The more real estate prospects go online to search and determine their own destinies within the housing industry, the more those prospects are becoming real estate experts. Here are some real estate myths your clients may or may not believe.

1. Real estate agents get paid a salary. Wrong. Most agents work totally on their own dime. Their time and expenses are theirs alone. Some low fee brokerages such as Redfin pay their agents salaries but those salaries are contingency-based.
2. Real estate agents keep all of the sales commissions. Wrong. Commissions are legally paid to the agent’s brokerage firm. The brokerage then pays the agent. Unless the agent represents both the buyer and the seller, the brokerage firms earn the listing or the selling side commission. Any commission “split” paid by the brokerage to the agent is usually based upon the company’s business model and/or the agent’s transaction production level.
3. All commissions are 6%. Wrong. All commissions are negotiable and different markets pay commissions differently based upon such things as property type, property price, etc.
4. Real estate agents are reimbursed for all their transportation and travel costs such as gas, mileage, hotels, meals, flights, etc. Wrong. Most agents work on their own dime.
5. Real estate agents are not responsible to pay for any and all marketing expenses. Wrong. Agents have to pay for all design/printing/distribution of brochures and fliers, broker open house events, specialty websites, digital marketing campaigns, 3-D tours, video productions, extras such as flowers, musicians, beverages, etc.
6. A home either passes or fails an inspection. Wrong. A home inspection essentially assesses the condition of each component of the home (plumbing, roof, HVAC, etc.) and estimates the life remaining on those system components
7. Home inspectors have to find something wrong with the house…they are just out to get you. Wrong. Even newly constructed, never before lived in houses have things that don’t work properly. If home inspections aren’t done carefully, lawsuits could follow.
8. Weekends bring out the most serious prospects. Wrong. Most serious prospects view properties mid-week.
9. If Zillow says it, it’s true. Wrong. Zillow’s CEO, Spencer Rascoff, sold his house for 40% of Zillow’s Zestiment.
10. It’s best to price the house on the high side. Wrong. If prospects and/or agents think the price is too high, they won’t bother to look at the house.
11. It’s best to make a low offer and then negotiate from there. Wrong. A low-ball offer can easily alienate the seller. If and when that happens, there won’t be any negotiating at all.
12. Multiple offers give the seller an advantage. Wrong. Every buyer, no matter how many there are, has a limit. There is always another house.

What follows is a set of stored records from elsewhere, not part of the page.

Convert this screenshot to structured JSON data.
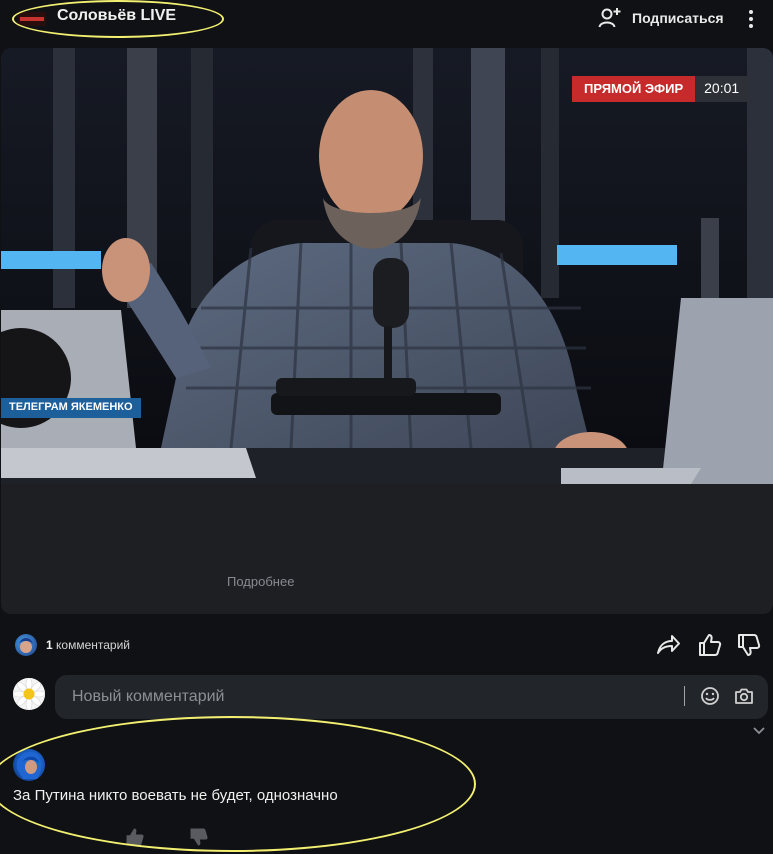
{
  "channel": {
    "name": "Соловьёв LIVE",
    "subscribe_label": "Подписаться"
  },
  "video": {
    "live_badge": "ПРЯМОЙ ЭФИР",
    "live_time": "20:01",
    "ticker_text": "ТЕЛЕГРАМ ЯКЕМЕНКО",
    "more_label": "Подробнее"
  },
  "actions": {
    "comment_count": "1",
    "comment_count_label": "комментарий",
    "icons": [
      "share-icon",
      "like-icon",
      "dislike-icon"
    ]
  },
  "comment_input": {
    "placeholder": "Новый комментарий",
    "icons": [
      "emoji-icon",
      "camera-icon"
    ]
  },
  "comments": [
    {
      "text": "За Путина никто воевать не будет, однозначно"
    }
  ],
  "colors": {
    "background": "#101114",
    "card": "#1d1f23",
    "live_red": "#c72a2a",
    "annotation": "#f3f071"
  }
}
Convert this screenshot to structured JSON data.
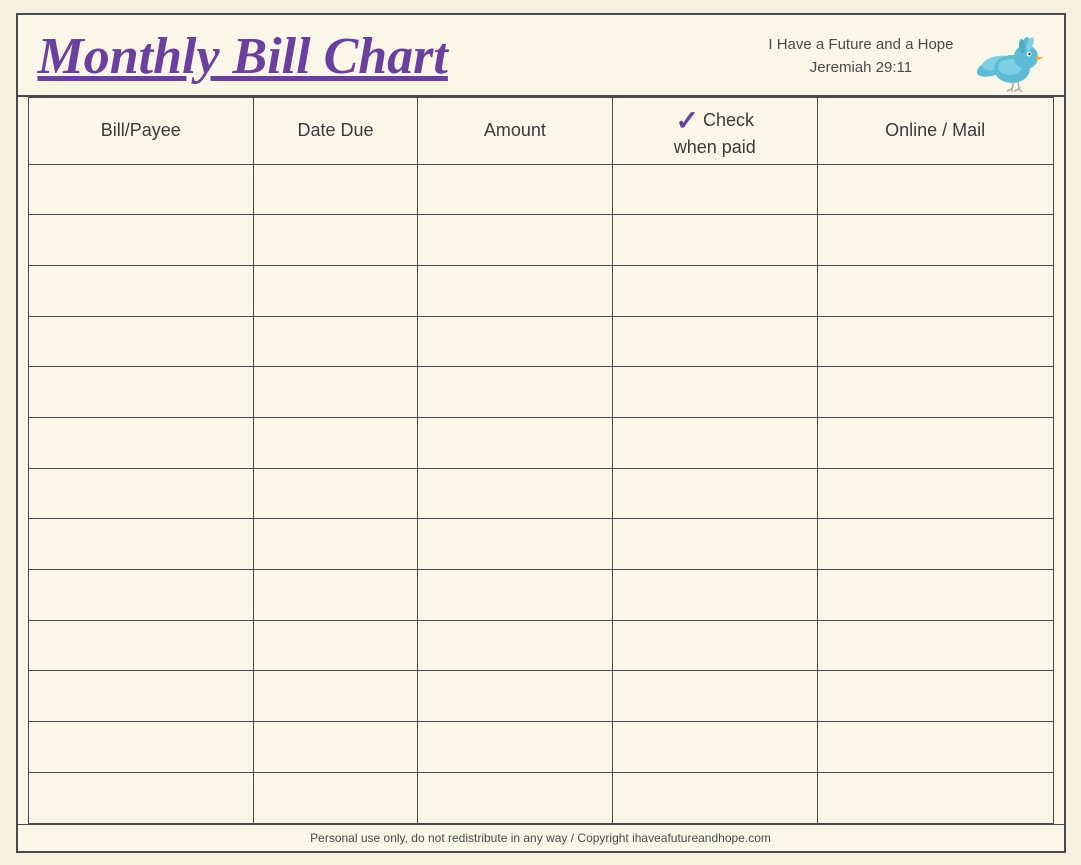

13. Multiple price reductions mean the seller is desperate. Wrong. Often, multiple reductions mean the seller is finished negotiating for any price.
14. All real estate agents are the same. Wrong. Some agents are more committed to excellent service, more knowledgeable, better problem solvers, better negotiators, etc.